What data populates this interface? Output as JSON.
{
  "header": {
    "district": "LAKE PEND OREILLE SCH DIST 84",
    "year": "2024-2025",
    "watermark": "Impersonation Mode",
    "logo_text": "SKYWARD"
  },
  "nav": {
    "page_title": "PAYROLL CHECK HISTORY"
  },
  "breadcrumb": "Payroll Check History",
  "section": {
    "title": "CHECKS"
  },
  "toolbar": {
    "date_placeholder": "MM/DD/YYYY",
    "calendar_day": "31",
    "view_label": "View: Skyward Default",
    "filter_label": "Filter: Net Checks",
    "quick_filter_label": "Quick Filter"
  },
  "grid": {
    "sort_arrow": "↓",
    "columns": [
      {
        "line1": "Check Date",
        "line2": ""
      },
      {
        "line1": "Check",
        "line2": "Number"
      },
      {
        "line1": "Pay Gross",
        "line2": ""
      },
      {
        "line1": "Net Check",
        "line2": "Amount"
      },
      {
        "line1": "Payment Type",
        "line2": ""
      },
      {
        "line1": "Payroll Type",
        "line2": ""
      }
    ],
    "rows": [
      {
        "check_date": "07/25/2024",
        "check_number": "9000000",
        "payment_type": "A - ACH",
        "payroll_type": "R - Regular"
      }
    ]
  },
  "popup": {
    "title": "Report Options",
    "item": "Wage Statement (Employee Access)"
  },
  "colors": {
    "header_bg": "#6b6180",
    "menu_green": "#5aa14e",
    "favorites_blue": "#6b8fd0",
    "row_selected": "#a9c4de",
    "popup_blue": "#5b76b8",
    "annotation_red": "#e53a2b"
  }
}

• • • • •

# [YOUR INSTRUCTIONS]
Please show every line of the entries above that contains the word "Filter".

# [ANSWER SPACE]
    "filter_label": "Filter: Net Checks",
    "quick_filter_label": "Quick Filter"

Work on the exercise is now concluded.